Sep '13 - Oct '13
So, I feel that at this point I should take a small pause and give more context to what has happened so far.
From the last post, we see a lot of terms and architectural references. Basically, the thoughts circling around me question whether or not the public should have a more active role in shaping its environment.
I had previously read in the Fall 2011 semester about the Metabolists of the the 60's in Japan and their hypothesis that buildings and the built environment can operate as a living organism--growing, shrinking and morphing based on the needs of the people it serves.
So I started questioning the strive for permanence in architecture. Most building are built to last a long, long time but their actual life spans may only reach 10-30 years before they are demolished and recycled. Can there be a temporary or adaptive architecture? Very early on in the summer before the Fall 2012 research semester, I wondered if parasitic architecture would be something worth exploring. Or maybe a 3D printed architecture. Or maybe an architecture powered by the under utilized light rail (Metrolink) system in St. Louis. Or maybe some exploration regarding group form.
The next semester in Spring 2012 I read Aldo Rossi's Architecture of the City and found his ideas about a city's growth reflecting both the contemporary needs of the time and (what I call) the collective unconscious of its history fascinating. In the same class--American Architecture Culture since 1945--I learned a lot more about the ideas exploding out from the post war period and how many different architects were feverishly searching for what the essential expression of America should look like. We only really got up to about 1975 ish. The 90's and 2000's are awkward territory for historians to walk on because there is not too much distance in time yet.
That same semester I took a class called Community Development in American Cities and felt really moved by the efforts of architects and community leaders to make sure that the authority to build and shape the city fabric came from dialogue and meetings with the affected area's denizens.
In roughly the same one year span, there were protests all over northeastern Africa and then the global Occupy movement which started in New York City. I then saw the terrible violence committed by law enforcement officials, militias, and militaries.
So it comes time for me to work on my design research in Fall 2012 and the most prominent question in my mind is:
Can architecture help in revitalizing a political public life?
In other words, I am asking myself, is there a place for architecture to encourage more interaction between people? Does it have to be a moment of crisis before one group starts to listen to another? And in a typical American city such as St. Louis, can architecture help bring a healthy public life into the downtown instead of the sporadic and sometimes caustic activation during weekends and major events? Must we simply look at SanFran, Chicago, and New York as exceptions to an otherwise dormant American city life?

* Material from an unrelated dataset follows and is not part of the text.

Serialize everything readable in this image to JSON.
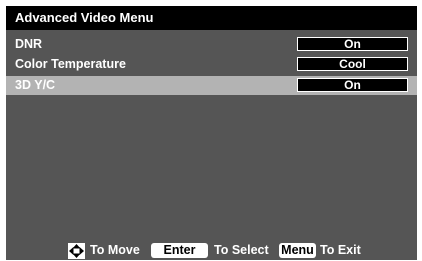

Basically, it had been almost a generation since (mostly American) architects seriously put forth theories around the political nature of architecture and I had just bore witness to some of the greatest American political activity in a generation. Yet I saw nothing written or presented from the stand point of architecture. All I could hear relating to creative professions was the design and organization of protest events through social media networks.
okay? Nothing to say architects?
And then massive amounts of people were gathering, living, and temporarily dwelling in public space.
okay? Still nothing?
I am neither a populist nor a revolutionary. I am an American citizen. And I am/was very concerned about the health of public interaction in America. On that note, I highly, highly recommend everyone to read Hannah Arendt's The Human Condition and On Revolution. Really great works on the political life of humans and the different roles humans work within.
Gregg Pasquarelli from SHoP Architects came to speak at our school in Spring 2012 and I had asked him during the QA session about his thoughts on the role of architecture in the Occupy movement.
He started off by saying "Every act of architecture is a political act." And keeping that in mind in Fall 2012, I had some courage in my exploration.
I gained a little more courage recently when watching Jacques Herzog from Herzog & de Meuron give a lecture at Columbia.
Towards the end, he points at American architecture's lack of political dialogue. Regardless of our current plurality, I too find it a bit uncomfortable that we have been very silent when it comes to politics. [Keep in mind that politics and political parties are not the same thing.] He is asking why we are in no way political. I wonder the same.
Whew. Anyway. I will move forward more tomorrow. The next four weeks of that semester were very painful because I still was searching for what I was even trying to say.
The difficult thing about design research is that it is sort of a mirror to the soul. It offers nothing for me to grab onto and start off from. It just looks at me and says "Well, what are you interested in and why should I care?"
I needed to create my own foundation and build off of it. I could only hope through much work, production, presentation and dialogue that the structure could begin to take shape and become compelling. So even though I had ideas, their expression needed a lot of work. It was hard.
All for now.
I will chronicle my design research and degree project, providing commentary on my thought process at the time. From there, I will transform the body of work into a book which seeks to place into dialogue the two (currently) separated semesters of work.